Ms. Arlene Dotzler founded North Coast Construction in 1997. As a woman-owned sole proprietorship in what is often thought to be a male-dominated industry, Ms. Dotzler soon found the going tough in all aspects of the business. It was particularly difficult to acquire and maintain a significant volume of construction contracts to reach that point of critical mass needed to carry a business through potential economic downturns.
Then Ms. Dotzler heard about the U. S. Small Business Administration (SBA) and its Minority Business Development Program. Also referred to as the 8(a) Program, it is intended to help socially and economically disadvantaged business owners compete in the Federal Procurement Marketplace. The SBA’s 8(a) program assists these firms in gaining equal access to the resources necessary to develop their business and thereby, improve their ability to compete on an equal basis in the mainstream of the economy. Seeking that so called “equal playing field”, Arlene Dotzler contacted the Los Angeles District Office of the SBA. She applied to the 8(a) program and was certified into it in early 2001.
Upon certification, Ms. Dotzler was assigned a Business Opportunity Specialist (BOS) to work with her and to serve as an advocate. The BOS is completely facile in all aspects of the program and possesses a sound understanding of business management and the principles of financial analysis, and in turn draws upon these skill sets to shepherd the participating company through the program and enlighten the participant as to how to optimize participation.
The essence of SBA 8 (a) is a “self-development” program. The participant must take the initiative to avail herself of the various components of the program that can add value to the business. In short, the business owner must “work the program.” This often involves having one-on-one consultations with the BOS, participating in SBA- hosted training and LOS ANGELES PRESS OFFICE workshops, and taking the necessary steps to acquire the appropriate bonding (which can be guaranteed by SBA) to foster revenue growth.
Arlene Dotzler personifies the epitome of initiative. Since her 8(a) certification in January 2001 she has utilized the full menu of 8(a) services. She immediately attended the SBA’s Lead Point Seminar to receive 7(j) technical assistance in the form of a one week session on strategic management and effective business operations. While this was a substantial amount of time for a small business owner to invest in training, it paid outstanding dividends. Arlene Dotzler, not only sponged up the knowledge, but applied it to the operations of her business and in the process successfully changed her company into a winning entity.
Over a 2 year period she tripled North Coast Construction’s total revenues, and grew her 8(a) revenue to a point where 50% of total company sales are 8(a). Her bonding capacity

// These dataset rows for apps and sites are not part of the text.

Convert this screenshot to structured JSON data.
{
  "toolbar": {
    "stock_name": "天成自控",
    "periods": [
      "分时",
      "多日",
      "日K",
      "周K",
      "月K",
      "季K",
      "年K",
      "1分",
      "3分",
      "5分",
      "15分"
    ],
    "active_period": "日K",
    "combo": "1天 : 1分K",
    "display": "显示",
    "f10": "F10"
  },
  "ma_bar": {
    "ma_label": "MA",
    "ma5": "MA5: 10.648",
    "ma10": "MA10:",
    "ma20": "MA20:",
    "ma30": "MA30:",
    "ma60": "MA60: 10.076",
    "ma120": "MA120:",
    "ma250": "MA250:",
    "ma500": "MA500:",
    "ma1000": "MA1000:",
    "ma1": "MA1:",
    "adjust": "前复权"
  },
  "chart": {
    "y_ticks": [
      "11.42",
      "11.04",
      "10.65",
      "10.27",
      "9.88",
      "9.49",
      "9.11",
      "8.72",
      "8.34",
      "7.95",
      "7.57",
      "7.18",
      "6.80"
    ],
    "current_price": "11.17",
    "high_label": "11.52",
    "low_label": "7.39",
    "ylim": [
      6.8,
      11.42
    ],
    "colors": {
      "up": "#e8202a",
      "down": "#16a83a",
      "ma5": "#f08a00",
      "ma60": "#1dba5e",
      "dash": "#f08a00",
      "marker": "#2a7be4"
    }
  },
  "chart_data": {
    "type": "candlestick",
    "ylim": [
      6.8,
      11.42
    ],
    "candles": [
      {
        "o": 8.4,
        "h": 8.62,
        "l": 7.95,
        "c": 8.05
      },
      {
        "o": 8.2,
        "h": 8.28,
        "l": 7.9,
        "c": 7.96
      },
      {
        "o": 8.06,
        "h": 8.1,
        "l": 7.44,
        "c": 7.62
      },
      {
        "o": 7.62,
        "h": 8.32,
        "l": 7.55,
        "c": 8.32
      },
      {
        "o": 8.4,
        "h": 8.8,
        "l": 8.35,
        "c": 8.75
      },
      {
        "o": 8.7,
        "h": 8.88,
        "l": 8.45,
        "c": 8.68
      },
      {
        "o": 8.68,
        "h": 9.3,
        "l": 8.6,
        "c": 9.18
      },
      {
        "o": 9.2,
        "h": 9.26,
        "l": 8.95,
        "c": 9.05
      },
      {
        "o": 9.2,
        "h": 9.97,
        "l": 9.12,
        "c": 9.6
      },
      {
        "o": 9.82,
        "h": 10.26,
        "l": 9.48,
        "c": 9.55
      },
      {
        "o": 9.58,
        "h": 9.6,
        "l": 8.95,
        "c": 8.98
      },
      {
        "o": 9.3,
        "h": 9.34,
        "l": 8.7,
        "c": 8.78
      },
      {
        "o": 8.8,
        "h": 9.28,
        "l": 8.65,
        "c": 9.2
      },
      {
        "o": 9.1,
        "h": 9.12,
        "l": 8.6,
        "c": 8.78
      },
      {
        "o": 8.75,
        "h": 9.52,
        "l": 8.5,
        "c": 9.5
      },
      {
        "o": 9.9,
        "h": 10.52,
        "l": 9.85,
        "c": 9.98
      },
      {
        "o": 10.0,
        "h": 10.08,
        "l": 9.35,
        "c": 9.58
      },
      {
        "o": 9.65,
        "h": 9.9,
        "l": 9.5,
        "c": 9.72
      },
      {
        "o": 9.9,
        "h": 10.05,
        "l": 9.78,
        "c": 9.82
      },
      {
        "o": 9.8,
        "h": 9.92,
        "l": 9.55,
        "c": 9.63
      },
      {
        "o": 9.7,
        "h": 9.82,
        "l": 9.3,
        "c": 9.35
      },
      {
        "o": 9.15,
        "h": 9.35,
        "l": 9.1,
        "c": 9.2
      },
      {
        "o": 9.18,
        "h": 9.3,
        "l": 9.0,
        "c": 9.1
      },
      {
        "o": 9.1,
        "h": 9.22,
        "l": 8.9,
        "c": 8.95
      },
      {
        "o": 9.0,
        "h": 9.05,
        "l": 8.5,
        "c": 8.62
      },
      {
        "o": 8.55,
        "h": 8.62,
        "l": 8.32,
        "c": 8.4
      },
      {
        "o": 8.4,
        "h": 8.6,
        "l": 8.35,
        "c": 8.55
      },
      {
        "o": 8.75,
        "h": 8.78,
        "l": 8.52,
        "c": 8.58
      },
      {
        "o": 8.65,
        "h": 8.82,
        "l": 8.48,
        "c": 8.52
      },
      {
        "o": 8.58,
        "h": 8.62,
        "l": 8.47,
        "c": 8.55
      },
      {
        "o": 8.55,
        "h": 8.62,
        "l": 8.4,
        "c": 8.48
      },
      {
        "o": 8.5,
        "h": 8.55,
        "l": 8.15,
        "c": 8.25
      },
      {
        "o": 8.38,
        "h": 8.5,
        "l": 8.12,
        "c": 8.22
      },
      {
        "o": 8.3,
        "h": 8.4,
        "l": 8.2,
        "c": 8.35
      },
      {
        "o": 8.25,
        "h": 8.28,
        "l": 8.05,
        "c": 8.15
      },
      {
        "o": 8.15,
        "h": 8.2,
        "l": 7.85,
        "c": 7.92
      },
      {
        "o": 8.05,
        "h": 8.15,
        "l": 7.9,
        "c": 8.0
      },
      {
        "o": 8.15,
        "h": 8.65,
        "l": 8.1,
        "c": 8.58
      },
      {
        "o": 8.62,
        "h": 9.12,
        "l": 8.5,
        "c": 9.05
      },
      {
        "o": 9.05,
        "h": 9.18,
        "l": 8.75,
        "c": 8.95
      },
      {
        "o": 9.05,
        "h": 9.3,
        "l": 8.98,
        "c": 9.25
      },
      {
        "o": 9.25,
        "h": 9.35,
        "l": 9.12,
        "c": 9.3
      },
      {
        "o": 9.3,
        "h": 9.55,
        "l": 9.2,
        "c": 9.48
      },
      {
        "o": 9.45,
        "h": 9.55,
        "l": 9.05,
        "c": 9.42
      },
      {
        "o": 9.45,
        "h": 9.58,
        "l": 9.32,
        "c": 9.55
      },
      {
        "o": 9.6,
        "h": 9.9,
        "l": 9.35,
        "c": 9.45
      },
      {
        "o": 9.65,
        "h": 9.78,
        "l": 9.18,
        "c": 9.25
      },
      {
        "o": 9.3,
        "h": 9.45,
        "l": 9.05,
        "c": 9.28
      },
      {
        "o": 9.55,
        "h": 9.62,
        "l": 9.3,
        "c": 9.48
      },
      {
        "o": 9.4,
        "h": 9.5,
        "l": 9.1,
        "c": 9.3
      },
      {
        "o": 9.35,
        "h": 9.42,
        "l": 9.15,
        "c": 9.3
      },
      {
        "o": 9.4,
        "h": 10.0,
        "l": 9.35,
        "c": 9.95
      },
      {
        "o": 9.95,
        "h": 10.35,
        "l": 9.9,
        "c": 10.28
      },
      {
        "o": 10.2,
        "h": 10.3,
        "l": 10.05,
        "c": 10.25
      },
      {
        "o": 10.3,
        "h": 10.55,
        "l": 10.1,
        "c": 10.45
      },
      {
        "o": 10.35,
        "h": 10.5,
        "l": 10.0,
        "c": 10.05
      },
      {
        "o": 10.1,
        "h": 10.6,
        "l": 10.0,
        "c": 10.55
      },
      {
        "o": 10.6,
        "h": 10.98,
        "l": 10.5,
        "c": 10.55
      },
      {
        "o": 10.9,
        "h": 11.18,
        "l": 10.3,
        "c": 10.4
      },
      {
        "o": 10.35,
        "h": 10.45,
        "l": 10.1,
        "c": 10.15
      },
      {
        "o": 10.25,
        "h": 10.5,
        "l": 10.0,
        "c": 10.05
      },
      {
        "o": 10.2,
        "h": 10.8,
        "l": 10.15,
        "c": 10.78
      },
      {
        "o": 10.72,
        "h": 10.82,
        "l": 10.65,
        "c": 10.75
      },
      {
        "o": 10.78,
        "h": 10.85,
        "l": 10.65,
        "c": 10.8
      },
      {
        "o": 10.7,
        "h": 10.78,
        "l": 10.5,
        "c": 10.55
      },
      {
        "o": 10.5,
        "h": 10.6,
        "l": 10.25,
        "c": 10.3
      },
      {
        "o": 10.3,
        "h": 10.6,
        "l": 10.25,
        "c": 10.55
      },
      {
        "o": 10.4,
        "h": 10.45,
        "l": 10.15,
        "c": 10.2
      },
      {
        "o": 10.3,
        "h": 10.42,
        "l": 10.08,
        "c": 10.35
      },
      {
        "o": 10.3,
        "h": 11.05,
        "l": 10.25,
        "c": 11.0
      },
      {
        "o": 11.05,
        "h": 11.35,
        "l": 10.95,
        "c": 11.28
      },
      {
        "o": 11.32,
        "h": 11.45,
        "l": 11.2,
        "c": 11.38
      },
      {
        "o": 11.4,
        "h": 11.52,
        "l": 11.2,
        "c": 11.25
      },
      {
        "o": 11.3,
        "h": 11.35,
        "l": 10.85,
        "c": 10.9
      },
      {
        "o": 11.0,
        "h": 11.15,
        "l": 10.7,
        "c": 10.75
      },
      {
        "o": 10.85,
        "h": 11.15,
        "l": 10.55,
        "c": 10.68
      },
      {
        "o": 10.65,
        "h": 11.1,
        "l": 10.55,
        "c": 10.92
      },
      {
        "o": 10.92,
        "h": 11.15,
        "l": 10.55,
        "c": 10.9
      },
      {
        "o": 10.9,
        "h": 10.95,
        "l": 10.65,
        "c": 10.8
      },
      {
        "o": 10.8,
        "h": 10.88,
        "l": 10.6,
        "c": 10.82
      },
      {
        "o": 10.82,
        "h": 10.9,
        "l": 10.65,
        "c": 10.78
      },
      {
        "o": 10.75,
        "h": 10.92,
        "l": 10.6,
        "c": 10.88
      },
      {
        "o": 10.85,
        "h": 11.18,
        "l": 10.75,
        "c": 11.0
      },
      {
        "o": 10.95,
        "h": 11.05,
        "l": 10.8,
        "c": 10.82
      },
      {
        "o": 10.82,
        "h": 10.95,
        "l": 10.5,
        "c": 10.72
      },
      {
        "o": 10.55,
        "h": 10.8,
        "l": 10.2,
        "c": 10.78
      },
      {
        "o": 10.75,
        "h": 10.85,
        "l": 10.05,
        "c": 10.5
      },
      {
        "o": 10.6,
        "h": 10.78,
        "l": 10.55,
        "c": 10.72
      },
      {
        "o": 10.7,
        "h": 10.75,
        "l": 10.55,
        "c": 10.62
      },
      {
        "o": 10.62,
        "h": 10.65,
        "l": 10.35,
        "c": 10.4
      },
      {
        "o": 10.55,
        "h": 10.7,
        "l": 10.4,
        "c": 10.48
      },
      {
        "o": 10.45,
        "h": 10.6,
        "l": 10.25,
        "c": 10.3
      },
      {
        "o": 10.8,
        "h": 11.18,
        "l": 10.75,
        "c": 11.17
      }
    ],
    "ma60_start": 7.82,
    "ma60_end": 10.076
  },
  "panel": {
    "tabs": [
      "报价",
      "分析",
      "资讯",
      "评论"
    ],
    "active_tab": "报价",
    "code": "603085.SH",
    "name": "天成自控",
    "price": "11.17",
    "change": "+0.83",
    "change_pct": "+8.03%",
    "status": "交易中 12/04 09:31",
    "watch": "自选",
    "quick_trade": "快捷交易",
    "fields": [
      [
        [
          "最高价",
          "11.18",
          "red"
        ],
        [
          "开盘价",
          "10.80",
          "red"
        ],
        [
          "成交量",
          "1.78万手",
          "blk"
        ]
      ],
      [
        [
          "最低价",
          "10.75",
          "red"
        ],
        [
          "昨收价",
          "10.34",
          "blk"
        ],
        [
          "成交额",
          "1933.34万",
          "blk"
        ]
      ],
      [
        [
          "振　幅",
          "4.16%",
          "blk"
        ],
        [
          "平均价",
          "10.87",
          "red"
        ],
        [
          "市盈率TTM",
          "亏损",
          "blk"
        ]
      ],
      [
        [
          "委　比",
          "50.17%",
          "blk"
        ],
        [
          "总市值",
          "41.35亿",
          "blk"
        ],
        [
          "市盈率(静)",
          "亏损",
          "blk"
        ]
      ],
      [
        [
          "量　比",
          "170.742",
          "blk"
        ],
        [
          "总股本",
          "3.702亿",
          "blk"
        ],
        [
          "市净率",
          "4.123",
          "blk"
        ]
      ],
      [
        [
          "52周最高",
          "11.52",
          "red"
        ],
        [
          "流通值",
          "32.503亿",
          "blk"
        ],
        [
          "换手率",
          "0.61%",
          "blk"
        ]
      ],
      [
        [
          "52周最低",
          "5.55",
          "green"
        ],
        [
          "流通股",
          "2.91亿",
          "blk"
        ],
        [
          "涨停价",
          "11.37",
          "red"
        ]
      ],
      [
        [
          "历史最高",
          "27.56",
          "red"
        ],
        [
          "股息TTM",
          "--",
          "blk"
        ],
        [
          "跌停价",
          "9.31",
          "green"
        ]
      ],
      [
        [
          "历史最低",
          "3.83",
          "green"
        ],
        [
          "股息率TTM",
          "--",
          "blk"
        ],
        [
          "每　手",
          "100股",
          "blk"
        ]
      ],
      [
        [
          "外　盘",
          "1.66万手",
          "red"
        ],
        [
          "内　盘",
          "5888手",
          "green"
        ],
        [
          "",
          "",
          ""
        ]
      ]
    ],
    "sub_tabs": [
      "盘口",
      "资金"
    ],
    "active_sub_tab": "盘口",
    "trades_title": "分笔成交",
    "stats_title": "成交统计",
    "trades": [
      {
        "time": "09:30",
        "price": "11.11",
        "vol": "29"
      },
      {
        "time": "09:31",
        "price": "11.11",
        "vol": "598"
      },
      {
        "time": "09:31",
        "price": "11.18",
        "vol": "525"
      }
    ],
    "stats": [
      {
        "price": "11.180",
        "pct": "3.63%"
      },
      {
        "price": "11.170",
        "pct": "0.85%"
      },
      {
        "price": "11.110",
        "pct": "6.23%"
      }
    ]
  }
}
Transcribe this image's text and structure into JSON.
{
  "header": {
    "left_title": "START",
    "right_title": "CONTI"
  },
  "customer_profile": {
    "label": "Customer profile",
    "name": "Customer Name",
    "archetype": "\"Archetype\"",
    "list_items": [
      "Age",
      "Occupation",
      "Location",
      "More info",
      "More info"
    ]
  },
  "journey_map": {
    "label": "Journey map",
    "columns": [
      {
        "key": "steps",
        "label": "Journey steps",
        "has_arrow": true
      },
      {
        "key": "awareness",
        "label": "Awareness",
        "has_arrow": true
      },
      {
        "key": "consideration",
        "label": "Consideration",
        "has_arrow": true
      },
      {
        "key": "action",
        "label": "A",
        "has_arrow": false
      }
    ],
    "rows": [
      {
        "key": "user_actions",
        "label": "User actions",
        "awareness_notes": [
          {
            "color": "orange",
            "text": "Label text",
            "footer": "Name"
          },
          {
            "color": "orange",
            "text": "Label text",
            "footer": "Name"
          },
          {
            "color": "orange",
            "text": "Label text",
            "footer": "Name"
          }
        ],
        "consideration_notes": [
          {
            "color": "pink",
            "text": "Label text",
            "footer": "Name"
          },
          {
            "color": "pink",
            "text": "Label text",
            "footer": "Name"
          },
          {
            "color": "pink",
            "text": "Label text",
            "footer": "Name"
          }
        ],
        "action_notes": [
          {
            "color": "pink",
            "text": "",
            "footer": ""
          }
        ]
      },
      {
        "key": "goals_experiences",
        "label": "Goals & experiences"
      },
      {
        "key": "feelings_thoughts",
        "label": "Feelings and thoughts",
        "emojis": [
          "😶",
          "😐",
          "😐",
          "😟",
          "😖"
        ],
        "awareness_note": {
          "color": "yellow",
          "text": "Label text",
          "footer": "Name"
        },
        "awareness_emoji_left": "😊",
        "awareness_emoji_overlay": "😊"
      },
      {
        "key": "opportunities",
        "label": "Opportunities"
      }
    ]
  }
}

increased three and one half times. Credit lines available to fund projects grew exponentially. Equally remarkable is the community economic development that sprang from the growth of her business. Over the 24 month that Ms. Dotzler has been in the 8(a) program she has doubled her payroll and created an additional 6 new jobs.
Los Angeles District Office Director, Alberto G. Alvarado praised Arlene Dotzler stating, “Ms. Dotzler showed her tenacity in accelerating through the program. She took nothing for granted, thereby exposing her company to the full gamut of program deliverable and the concomitant rewards. She truly exemplifies the spirit of entrepreneurship.”
North Coast Construction operates out of Santa Barbara County and can be reached using the following contact information:
216 West Walnut
Lompoc, CA 93436
(805) 740-1727 Fax.
For more information on the SBA’s Programs And Services please call:
- Armida Brother at (818) 552-3233 for 8(a) Program.
- Barbara Madel at (818) 552-3314 for SBA Loan Programs
- Fernando Olivares at (818) 552-3256 for information in Spanish
- Or visit the SBA’s user friendly web site at www.sba.gov.